How to Make a Good Collage
I was introduced to the art of collaging when I was thirteen-years old. A friend of mine was spending the night at my house and asked if I had any old magazines I wouldn't mind cutting up. Of course, at that age, I had dozens of periodicals such as "Seventeen", "YM" and "Jane". She explained to me that she had recently seen a collage beneath the glass surface of a coffee table and had become fascinated with this art form. Enthralled by anything crafty, I quickly caught on to her enthusiasm and we spent the evening collaging shoeboxes, then posterboard, then notebooks and binders. It was an activity that would keep me busy for the next ten years, well into my twenties.
Collage is defined as a technique of composing a work of art by pasting on a single surface various materials not normally associated with one another, as newspaper clippings, parts of photographs, theater tickets, and fragments of an envelope.
COLLAGESClick thumbnail to view full-size
- Any printed material such as old magazines, newspapers, advertisements, brochures
- Scissors, the smaller the better as you will sometimes need to cut out very tiny words
- Glue -- I recommend Mod Podge because it's a glue, sealer and finisher all-in-one, and you can choose between a matte or glossy finish
- A usable surface. Virtually anything can be collaged--a shoebox, the cover of a book, a picture frame, a wall. One of my favorite things to do was to go to either IKEA or the local craft store and purchase wooden picture frames, magazine racks, desk organizers and keepsake boxes for a couple of bucks and collage them.
HOW TO COLLAGE
Sometimes it's a good idea to have a theme in mind, such as "summer", "love" or "friendship" to help get you started. Flip through the magazine and clip anything that catches your eye--an image, a phrase, an advertising slogan, etc. Don't worry about cutting them out neatly (you'll trim them up later) just get them out of the magazine and put them to the side. Once you've got about 50 snippets, you're ready to start trimming them to scale. Cut off any jagged edges and trim as close as you can to the actual image, trying not to leave any blank space around the perimeter. You can either cut them into square and rectangles, or round the edges for a softer look.
50 snippets is a good starting point, but you'll most likely have to cut out more as you go along. I usually like to start with one main image, whichever one speaks to me the loudest, and place it at the center of my surface. This will become the main focal point, and all the other clippings will circle around it. Using a paintbrush or sponge applicator, apply a thin coating of glue to the surface and then adhere the clipping. Arrange the other clippings around it, overlapping the edges so there is no white space. After you've finished pasting all the different elements, use Mod Podge to apply an additional thin layer of glue over top of the entire surface. This will smooth down any stray corners, protect the surface by sealing the collage in place and create a nice, polished finish.
THINGS TO COLLAGE
- BOXES -- shoeboxes, trinket boxes, index card holders, keepsake boxes
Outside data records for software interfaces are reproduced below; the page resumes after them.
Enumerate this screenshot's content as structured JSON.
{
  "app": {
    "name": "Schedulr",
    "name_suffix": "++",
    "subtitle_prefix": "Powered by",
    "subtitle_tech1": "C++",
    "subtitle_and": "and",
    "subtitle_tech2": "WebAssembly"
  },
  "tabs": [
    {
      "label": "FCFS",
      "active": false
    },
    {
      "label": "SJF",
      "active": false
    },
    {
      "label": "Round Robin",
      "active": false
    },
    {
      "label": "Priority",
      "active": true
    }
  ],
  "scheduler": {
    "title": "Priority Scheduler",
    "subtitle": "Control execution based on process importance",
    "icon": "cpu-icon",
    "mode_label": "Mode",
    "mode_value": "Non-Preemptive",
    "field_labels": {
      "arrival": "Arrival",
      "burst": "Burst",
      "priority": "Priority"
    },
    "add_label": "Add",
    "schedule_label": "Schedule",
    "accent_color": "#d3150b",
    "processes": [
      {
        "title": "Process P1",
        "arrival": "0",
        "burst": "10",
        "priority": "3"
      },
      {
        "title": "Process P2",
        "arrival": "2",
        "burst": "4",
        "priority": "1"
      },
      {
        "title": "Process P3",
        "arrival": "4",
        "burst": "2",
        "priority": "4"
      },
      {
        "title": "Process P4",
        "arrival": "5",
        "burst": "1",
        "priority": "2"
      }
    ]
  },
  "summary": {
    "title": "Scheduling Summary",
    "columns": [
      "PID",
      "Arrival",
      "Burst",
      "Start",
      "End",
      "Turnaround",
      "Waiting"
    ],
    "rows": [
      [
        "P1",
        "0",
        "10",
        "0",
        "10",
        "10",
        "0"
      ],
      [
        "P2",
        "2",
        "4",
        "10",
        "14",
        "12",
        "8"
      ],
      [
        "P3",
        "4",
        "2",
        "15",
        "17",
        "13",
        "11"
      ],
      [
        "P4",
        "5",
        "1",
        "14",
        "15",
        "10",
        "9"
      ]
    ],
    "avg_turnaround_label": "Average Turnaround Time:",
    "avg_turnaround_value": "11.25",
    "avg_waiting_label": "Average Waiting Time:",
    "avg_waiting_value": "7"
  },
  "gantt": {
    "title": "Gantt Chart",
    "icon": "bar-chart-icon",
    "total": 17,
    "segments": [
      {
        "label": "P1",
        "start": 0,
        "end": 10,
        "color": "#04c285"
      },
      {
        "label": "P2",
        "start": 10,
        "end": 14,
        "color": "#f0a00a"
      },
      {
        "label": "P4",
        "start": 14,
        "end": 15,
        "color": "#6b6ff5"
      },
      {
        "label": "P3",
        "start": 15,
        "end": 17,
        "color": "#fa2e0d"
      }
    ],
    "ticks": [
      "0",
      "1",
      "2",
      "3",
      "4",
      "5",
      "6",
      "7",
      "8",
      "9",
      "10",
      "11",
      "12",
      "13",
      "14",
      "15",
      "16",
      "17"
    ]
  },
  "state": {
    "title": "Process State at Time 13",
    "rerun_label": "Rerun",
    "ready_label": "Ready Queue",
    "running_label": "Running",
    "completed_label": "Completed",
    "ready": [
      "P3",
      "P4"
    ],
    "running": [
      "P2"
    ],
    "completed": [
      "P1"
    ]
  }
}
- PICTURE FRAMES -- wooden frames, metal frames, or collage a piece of paper that goes inside the frame
- LIGHT SWITCH COVERS
- BOOK COVERS -- sketchbooks, journals, binders
- BOOKS -- make an altered book by collaging not only the cover, but the inside pages of the book as well
A photomontage is a combination of several photographs joined together for artistic effect or to show more of the subject than can be shown in a single photograph. It is arranged in the same style as a regular collage, just do NOT apply any glue over the photographs once you are finished as this will smear and blur the ink on the pictures and ruin your design. In addition to making great gifts, photomontages are also customarily seen as memorials honoring the life of someone who has passed, or creations celebrating a marriage, birth or graduation.
An assemblage is another type of altered art that uses flat, one-dimensional images and cut-outs along with 3-D objects to enhance items such as a spice rack, picture frame or napkin holder.